─── Stored data ───
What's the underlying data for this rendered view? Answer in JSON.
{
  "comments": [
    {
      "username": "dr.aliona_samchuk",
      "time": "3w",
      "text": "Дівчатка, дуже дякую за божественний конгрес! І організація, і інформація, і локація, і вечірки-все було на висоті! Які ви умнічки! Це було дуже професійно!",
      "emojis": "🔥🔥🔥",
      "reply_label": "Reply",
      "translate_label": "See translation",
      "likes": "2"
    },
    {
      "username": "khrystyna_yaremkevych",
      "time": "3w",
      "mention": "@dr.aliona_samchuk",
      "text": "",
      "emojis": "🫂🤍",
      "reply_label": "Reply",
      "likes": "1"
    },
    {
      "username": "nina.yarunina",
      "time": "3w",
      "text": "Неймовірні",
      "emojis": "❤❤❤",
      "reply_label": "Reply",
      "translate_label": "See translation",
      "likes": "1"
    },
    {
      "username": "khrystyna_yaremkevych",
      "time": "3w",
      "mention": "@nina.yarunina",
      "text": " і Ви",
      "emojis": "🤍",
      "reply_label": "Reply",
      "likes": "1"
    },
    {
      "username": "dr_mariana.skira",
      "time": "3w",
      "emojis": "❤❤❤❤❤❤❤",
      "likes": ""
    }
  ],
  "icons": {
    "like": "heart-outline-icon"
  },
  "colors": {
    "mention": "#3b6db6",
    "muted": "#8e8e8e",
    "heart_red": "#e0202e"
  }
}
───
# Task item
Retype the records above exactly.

# Exercise output
What's the underlying data for this rendered view? Answer in JSON.
{
  "comments": [
    {
      "username": "dr.aliona_samchuk",
      "time": "3w",
      "text": "Дівчатка, дуже дякую за божественний конгрес! І організація, і інформація, і локація, і вечірки-все було на висоті! Які ви умнічки! Це було дуже професійно!",
      "emojis": "🔥🔥🔥",
      "reply_label": "Reply",
      "translate_label": "See translation",
      "likes": "2"
    },
    {
      "username": "khrystyna_yaremkevych",
      "time": "3w",
      "mention": "@dr.aliona_samchuk",
      "text": "",
      "emojis": "🫂🤍",
      "reply_label": "Reply",
      "likes": "1"
    },
    {
      "username": "nina.yarunina",
      "time": "3w",
      "text": "Неймовірні",
      "emojis": "❤❤❤",
      "reply_label": "Reply",
      "translate_label": "See translation",
      "likes": "1"
    },
    {
      "username": "khrystyna_yaremkevych",
      "time": "3w",
      "mention": "@nina.yarunina",
      "text": " і Ви",
      "emojis": "🤍",
      "reply_label": "Reply",
      "likes": "1"
    },
    {
      "username": "dr_mariana.skira",
      "time": "3w",
      "emojis": "❤❤❤❤❤❤❤",
      "likes": ""
    }
  ],
  "icons": {
    "like": "heart-outline-icon"
  },
  "colors": {
    "mention": "#3b6db6",
    "muted": "#8e8e8e",
    "heart_red": "#e0202e"
  }
}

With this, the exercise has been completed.